The devastating effects of skunk cannabis on the nation’s mental health are revealed here for the first time, showing where the drug has hit hardest around the country.
Some areas have suffered a tenfold increase in people mentally ill from using the drug.
Nationally, skunk smokers are ending up ill in hospital in record numbers, with admissions soaring 73 per cent. The number of adults recorded as suffering mental illness as a result of cannabis use has risen sharply from 430 in 1996 to 743 in 2006.
The government data shows how the damaging effects of the drug have swept across England. Hospital hotspots for cannabis abuse include Manchester, London, Cheshire and Merseyside.
And, as the debate over the drug’s dangers continues, figures released by the National Treatment Agency for Substance Abuse (NTA) show that more than 24,500 people are in drug treatment programmes for cannabis – the highest ever.
It is the most commonly misused drug by children, accounting for 75 per cent of those requiring treatment.
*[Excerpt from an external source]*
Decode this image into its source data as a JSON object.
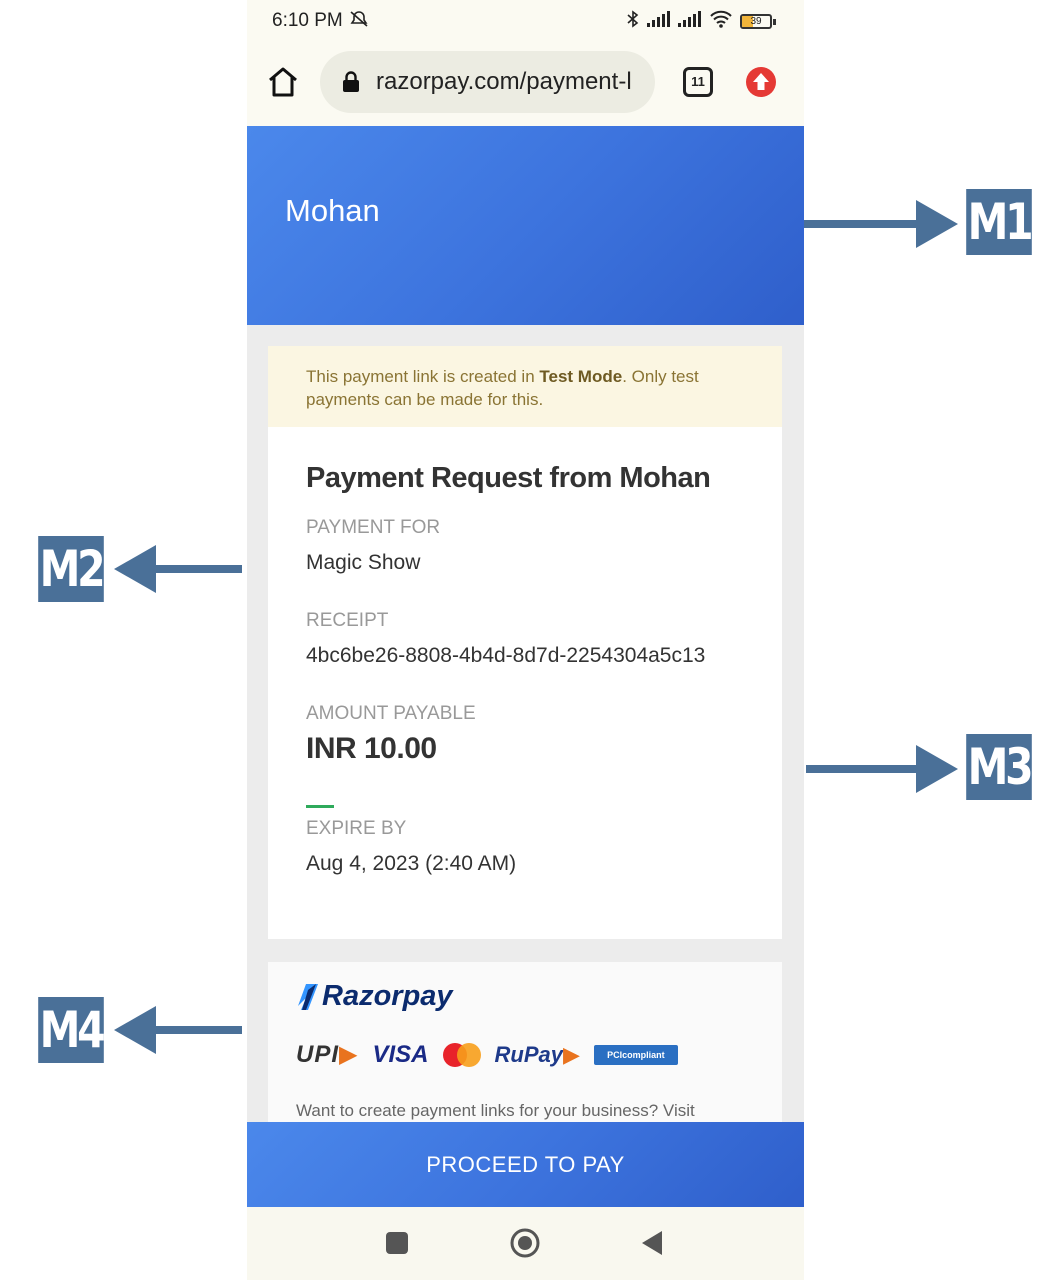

That’s 11,582 under-18s – more than double those in treatment for cannabis abuse in 2005.
And more adults (13,087) are in drug treatment programmes for cannabis abuse than for crack or cocaine.
This news comes as pressure grows on the Government to reclassify cannabis to its former class B status, with the fears of police now being echoed by the Forensic Science Service, which says skunk cannabis – a highly potent form of the drug – accounts for 75 per cent of all seizures.
Cannabis remains Britain’s most commonly used illegal drug, with more than 4,000 kilos confiscated by police and customs officers in the first six months of this year.